------ DATA SUPPLIED

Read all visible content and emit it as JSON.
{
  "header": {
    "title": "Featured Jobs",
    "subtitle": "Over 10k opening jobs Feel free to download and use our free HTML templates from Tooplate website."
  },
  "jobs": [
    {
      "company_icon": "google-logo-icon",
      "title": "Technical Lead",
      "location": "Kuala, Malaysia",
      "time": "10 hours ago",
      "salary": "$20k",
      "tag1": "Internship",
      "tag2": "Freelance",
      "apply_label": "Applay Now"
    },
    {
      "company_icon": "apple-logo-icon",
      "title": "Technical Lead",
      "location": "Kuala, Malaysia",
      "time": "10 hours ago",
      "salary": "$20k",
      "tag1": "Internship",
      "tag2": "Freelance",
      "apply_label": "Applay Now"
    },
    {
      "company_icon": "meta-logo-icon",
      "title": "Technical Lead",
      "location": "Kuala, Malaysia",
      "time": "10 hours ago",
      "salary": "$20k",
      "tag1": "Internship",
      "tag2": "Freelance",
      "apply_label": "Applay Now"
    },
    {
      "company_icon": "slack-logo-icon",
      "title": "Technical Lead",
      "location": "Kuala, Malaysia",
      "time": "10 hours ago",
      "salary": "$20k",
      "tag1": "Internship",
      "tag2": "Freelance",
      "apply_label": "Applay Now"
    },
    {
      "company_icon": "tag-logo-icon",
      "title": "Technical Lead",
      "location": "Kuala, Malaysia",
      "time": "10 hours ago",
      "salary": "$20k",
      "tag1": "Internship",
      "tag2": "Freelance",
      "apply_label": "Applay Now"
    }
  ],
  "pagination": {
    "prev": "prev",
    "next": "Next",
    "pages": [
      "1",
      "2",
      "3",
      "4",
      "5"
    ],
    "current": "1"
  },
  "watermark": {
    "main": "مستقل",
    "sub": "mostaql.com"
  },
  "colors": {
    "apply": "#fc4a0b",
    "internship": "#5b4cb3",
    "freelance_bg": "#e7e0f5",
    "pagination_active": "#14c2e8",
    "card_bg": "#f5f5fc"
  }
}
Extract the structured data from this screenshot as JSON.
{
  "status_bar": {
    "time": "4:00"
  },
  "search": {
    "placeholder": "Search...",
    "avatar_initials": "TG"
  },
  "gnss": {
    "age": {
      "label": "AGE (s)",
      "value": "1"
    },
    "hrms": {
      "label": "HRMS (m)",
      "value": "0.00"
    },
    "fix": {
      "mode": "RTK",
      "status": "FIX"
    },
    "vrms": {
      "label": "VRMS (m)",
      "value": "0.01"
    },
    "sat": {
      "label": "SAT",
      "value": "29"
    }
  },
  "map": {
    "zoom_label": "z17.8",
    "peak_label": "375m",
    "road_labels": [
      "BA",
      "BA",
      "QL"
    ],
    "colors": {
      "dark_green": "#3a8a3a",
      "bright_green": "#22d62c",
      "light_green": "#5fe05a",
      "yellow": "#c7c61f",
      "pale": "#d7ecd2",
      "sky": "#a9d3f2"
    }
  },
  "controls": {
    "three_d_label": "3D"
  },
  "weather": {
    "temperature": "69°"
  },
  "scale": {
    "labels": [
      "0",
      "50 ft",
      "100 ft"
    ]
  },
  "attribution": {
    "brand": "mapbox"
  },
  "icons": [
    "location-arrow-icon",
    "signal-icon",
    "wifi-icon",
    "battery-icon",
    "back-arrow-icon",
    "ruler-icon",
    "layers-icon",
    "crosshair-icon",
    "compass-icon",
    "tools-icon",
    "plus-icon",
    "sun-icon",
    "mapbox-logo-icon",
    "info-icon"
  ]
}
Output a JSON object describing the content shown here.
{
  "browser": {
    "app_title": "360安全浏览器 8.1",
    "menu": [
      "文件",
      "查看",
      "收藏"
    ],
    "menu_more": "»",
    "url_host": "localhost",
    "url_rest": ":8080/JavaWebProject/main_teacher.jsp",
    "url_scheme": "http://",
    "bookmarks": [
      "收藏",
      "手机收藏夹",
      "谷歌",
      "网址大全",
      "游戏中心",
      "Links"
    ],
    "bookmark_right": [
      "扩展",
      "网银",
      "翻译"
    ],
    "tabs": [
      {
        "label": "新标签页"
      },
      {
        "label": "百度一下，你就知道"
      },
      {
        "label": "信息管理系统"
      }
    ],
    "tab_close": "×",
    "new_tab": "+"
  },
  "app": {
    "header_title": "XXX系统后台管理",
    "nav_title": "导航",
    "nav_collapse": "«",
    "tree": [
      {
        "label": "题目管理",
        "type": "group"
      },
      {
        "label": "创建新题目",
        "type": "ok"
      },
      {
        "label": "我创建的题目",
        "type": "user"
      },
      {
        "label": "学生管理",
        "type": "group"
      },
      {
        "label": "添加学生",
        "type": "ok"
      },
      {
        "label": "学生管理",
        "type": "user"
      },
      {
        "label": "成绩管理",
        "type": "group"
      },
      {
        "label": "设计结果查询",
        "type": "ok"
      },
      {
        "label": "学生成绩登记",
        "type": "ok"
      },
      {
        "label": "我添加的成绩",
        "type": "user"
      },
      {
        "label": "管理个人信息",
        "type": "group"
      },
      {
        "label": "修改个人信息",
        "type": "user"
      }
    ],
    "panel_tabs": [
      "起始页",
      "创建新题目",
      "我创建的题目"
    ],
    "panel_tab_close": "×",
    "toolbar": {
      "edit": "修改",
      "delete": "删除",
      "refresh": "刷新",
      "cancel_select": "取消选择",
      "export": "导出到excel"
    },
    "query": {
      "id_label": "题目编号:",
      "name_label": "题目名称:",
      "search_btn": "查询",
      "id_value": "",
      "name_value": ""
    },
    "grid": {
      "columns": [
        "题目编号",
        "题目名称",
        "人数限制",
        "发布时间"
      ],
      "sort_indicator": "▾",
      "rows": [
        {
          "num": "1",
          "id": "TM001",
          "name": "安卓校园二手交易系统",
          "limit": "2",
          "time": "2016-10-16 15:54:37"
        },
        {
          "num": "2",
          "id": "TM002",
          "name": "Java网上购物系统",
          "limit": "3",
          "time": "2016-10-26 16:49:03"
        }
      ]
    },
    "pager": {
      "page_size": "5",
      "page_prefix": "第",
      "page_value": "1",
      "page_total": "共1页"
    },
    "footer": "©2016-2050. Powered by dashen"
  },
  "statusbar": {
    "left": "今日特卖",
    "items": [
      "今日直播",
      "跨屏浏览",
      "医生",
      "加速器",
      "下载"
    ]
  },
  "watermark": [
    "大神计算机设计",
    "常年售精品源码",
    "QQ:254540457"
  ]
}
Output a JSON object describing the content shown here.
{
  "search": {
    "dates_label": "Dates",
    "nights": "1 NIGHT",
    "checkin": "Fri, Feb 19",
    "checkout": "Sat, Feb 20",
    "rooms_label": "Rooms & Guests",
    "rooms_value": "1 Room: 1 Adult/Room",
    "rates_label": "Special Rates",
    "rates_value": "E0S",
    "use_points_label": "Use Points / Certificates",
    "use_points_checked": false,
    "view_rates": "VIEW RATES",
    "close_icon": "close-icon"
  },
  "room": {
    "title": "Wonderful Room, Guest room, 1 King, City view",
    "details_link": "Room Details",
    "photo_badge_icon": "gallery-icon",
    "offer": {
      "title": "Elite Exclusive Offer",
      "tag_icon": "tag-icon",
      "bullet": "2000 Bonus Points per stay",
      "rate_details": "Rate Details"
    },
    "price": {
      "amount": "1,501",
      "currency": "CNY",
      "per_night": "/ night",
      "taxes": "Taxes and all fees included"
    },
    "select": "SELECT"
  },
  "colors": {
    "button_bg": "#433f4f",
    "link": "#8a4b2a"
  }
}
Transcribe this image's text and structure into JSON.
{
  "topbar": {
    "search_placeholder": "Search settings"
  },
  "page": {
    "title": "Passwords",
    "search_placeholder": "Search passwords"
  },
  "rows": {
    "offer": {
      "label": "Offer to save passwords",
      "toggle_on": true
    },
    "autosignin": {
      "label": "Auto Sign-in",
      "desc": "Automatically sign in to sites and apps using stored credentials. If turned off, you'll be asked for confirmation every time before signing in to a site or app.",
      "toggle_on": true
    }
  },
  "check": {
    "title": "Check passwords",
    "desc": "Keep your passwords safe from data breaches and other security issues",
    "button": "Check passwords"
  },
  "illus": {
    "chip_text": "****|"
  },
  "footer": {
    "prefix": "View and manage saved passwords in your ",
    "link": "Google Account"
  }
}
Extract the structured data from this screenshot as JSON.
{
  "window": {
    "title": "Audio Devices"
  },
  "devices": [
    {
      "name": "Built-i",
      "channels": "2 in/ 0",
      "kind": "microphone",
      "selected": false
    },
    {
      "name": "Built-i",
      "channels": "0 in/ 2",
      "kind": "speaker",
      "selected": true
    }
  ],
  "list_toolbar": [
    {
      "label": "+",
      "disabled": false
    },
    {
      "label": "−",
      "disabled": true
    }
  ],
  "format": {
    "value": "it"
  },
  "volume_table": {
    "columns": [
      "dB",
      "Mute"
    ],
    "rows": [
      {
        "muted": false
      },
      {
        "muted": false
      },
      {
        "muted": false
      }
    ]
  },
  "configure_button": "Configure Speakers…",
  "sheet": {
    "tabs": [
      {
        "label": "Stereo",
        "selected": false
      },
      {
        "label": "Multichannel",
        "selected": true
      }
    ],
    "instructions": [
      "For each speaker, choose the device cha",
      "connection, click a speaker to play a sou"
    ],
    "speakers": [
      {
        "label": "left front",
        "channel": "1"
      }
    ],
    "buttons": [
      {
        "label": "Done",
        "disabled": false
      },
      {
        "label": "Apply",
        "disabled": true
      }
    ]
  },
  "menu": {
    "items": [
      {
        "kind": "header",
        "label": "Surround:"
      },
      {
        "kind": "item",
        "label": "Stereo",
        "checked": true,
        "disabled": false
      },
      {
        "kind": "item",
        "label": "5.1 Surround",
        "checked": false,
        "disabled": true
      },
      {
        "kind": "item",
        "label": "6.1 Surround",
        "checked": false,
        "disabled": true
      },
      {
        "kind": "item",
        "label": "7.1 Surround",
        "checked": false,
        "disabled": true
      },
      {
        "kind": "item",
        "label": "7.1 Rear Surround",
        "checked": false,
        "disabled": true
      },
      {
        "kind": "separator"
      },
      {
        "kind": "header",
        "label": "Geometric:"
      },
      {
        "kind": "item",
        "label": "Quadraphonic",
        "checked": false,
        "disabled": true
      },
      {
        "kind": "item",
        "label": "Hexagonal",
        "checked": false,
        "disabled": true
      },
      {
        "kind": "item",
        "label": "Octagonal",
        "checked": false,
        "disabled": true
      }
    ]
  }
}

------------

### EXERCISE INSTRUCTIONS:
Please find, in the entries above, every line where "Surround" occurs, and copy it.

### RESPONSE AREA:
        "label": "Surround:"
        "label": "5.1 Surround",
        "label": "6.1 Surround",
        "label": "7.1 Surround",
        "label": "7.1 Rear Surround",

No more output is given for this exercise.